Way back when I first asked Seattle restaurateur and chef Tom Douglas if I could come work in his kitchens, he asked if I also wanted to try some front-of-the-house shifts. I didn't hesitate: No way! I was terrified of cranky customers, the incredible amount of multitasking, and the risk of ticking off the cooks. It's hard to be a good server.
As a critic, I'd written plenty about how inept service can ruin a meal. Heck, I even penned a Diner's Bill of Rights. But I've never walked in the well-worn shoes of a server.
This summer, however, I'm hearing all sorts of scary front-of-the-house stories from my daughter.
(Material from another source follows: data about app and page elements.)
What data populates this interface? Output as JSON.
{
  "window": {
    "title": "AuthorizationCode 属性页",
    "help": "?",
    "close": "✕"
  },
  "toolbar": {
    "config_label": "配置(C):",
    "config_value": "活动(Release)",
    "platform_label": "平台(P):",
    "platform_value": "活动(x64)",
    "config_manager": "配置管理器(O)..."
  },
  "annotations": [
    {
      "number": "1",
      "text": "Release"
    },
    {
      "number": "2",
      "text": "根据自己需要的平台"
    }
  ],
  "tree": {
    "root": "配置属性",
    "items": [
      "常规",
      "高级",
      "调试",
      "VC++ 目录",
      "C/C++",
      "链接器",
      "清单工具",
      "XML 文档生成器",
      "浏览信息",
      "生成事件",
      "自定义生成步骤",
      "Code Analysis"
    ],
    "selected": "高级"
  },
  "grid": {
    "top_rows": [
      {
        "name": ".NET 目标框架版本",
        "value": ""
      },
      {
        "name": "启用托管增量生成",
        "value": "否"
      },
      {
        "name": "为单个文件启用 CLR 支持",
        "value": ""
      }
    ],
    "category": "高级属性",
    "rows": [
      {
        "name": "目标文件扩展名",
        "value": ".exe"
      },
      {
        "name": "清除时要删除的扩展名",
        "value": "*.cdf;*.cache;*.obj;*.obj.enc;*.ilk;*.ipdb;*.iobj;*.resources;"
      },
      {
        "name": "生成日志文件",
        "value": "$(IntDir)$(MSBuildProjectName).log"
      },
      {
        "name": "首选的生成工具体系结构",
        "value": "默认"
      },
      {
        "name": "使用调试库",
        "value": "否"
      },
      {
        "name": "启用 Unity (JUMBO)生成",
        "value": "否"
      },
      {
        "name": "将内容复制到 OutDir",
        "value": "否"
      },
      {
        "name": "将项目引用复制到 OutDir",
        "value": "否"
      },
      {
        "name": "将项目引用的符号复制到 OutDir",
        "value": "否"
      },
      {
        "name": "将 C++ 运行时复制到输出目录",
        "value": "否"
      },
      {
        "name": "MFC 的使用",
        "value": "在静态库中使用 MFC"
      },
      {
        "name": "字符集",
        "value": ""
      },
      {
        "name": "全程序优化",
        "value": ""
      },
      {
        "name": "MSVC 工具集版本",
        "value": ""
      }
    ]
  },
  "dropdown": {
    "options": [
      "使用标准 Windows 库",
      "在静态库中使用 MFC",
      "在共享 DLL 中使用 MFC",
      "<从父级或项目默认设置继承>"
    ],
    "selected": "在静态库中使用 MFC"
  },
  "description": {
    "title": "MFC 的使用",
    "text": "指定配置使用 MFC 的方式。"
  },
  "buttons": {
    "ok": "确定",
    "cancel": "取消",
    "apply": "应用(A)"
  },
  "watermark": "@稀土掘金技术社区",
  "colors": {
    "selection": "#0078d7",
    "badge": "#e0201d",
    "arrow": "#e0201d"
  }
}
She landed her first-ever job as a hostess at a super busy pub and deals with hundreds of hungry people a day. Most of them are polite, but there have been a few memorable meanies.
There was the guy who called her stupid before storming out and the mother who let her have it when she wouldn't let Mom put a highchair in the fire lane. Every day, there are people who are tired and cranky and snap about having to wait for a table. Of course, the nice folks far outrank the prickly pears, but it's been a steep learning curve for the kiddo. How do you keep your cool when somebody's all fired up and in your face?
For some suggestions, I asked one of the most gracious service people I've ever met.
"You've got to remember, you're never going to get anywhere by getting mad or letting somebody ruin your day," said Scott Whited, the manager of Etta's, who started out as a busser 11 years ago. "You have to think about what people want and what they need, and try to make it happen."
If sweet-talking fails to make the customer feel like a king, then, well, comp 'em.
"The other night, there was a guy who insisted a cut of meat was not the same cut described on the menu and it wasn't cooked right," Whited said. "I wasn't going to argue with him. I told him I was sorry he was unhappy and his entrée was on me."
That took the air out of the windbag's sails.
"Have you read Danny Meyer's book, Setting the Table? He talks about how when he sees an unsatisfied customer, he sees it as an opportunity to turn the situation around," Whited said.
But isn't that a case of the obnoxious squeaky wheel getting greased?
"If I spent a lot of time thinking about it, I might go crazy," he laughed.
Yeah. And did I mention my daughter has started reading Waiter Rant? Being on the receiving end of withering comments does come with at least one benefit: It's a sort of rite of passage into the ranks of service staff society. Since she started working, her brethren have shared with her some of their horror stories. Some of those stories will make you laugh. Others might make you cringe. They convinced me that I am much more comfortable in the kitchen.
About the author: Former Seattle Post-Intelligencer restaurant critic Leslie Kelly has been apprenticing in professional kitchens since the newspaper folded in March 2009 and chronicling her culinary journey from pen to pan for Serious Eats. She recently began interviewing cooks for Seattle Weekly's food blog, Voracious.